DAVAO City Mayor Sara Duterte-Carpio said on Friday, January 8, 2021, that the City Government will be getting its Covid-19 vaccines from multiple sources since relying on one vaccine manufacturing can pose a logistical problem.
Based on the city's estimated population, which is around 1.8 million, Duterte-Carpio said at least 1.2 million Dabawenyos are targeted to be administered with Covid-19 vaccine to achieve "herd immunity."
"Assuming na tag two doses ni nga bakuna, walay makahatag og (Assuming that the approved vaccine will require two doses, no company can provide) 2.4 million doses. Walay makadeliver og ingon ana to a single city by any vaccine maker sa pagkakaron (No vaccine maker can commit to produce that number to a single city as of now)," Duterte-Carpio said in a radio interview on 87.5 FM Davao City Disaster Radio on Friday, January 8, 2020.

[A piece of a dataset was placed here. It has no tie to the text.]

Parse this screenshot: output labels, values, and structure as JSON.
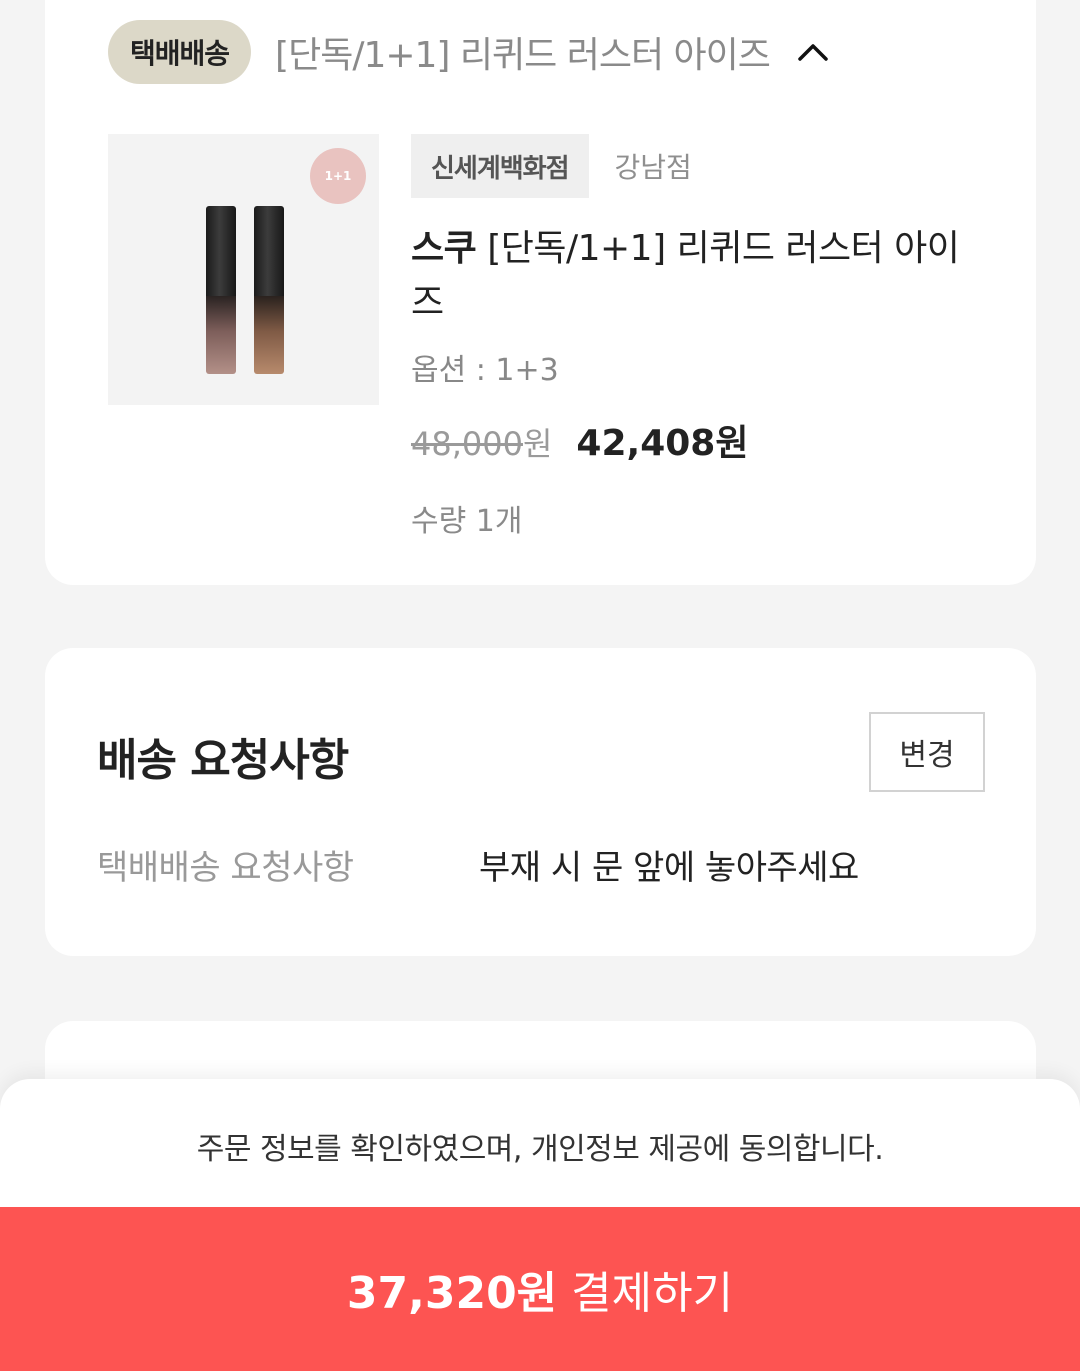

Duterte-Carpio said the city will continue negotiating with other vaccine companies to be able to achieve its goal of vaccinating at least 1.2 million residents of the city.
She added they will prioritize talks with companies that intend to apply for emergency use authorization (EUA) and product registration in the country.
"We will ask them if they can deliver this number of doses. If they will say yes, then we will start the process of contracting with other companies. We will be buying all the vaccines that may be sold to us by the different vaccine makers," Duterte-Carpio said.
Procuring different vaccines, she said, also serves as a precautionary measure.
"Because tanang vaccines, pinaspasay ang pagkabuhat. In the event duna isa ka bakuna ang magkaproblema, duna side effect (Because all vaccines
are made in a short amount of time, some of it may cause side effects), we do not know the long-term issues nga ma-encounter sa tanang mabakunahan, dili tanan sa atong residente ang apektado because lahi-lahing bakuna ang atong gi-access (some people may experience, at least not all of our residents will encounter the same side effects because we have access to different vaccines)," the mayor said.
The mayor also said there will be "no limit" when it comes to spending for the Covid-19 vaccine because of the city's goal to achieve herd immunity.
Duterte-Carpio said the city had formally started their negotiations with AstraZeneca Pharmaceuticals Inc., a British-Swedish bio-pharmaceutical company.
The 19th City Council, on Friday, January 8, approved an ordinance authorizing the city mayor to enter into and sign for and on behalf of the City Government the multilateral agreement between AstraZeneca, Philippine government, Department of Health, and city government for the procurement and acquisition of AZD1222 Vaccine.
During the meeting on Friday morning, the mayor said the city was able to secure AstraZeneca's commitment to supply vaccines to the city.
However, the mayor clarified that this will not be directly delivered to the city. The vaccines have to go through the national government's regulatory process and approval first.
According to the AstraZeneca representatives, the vaccines may be available around the third quarter of 2021.
"But ingon ang AstraZeneca dili sila maka deliver og (But AstraZeneca told us they cannot deliver vaccines in) bulk supply, so it will be delivered in tranches, batches. But remember that our order with them is just an augmentation for the Philippine Vaccination Program of the national government," the mayor said.
When asked why the city chose to formally negotiate with AstraZeneca, Duterte-Carpio said, "Because sila lang ang ready na magpirma og mga kontrata (they are ready to sign contracts) with LGU (local government units)."
The mayor, however, said the city had already scheduled another meeting with other firms, which she did not disclose.
But she added that the pharmaceutical company said its representatives are willing to talk with the city on the possible procurement of the vaccines.
AstraZeneca Philippines Medical Affairs Director Dr. Cyril Tolosa, meanwhile, said in a special session in the City Council on Friday, January 8, that their vaccines are "well-tolerated," wherein most people will not experience side effects.
"It showed and demonstrated based on a clinical trial that is well tolerated by the human body," Tolosa said.
But he said, "We're not saying this is 100 percent, meaning there will be no side effect. Even with the current drugs that we are using, there will always be side effects."
Among the possible side effects that people might experience are fever and chills, which are usual side effects if vaccinated. He said this can be remedied by taking paracetamol.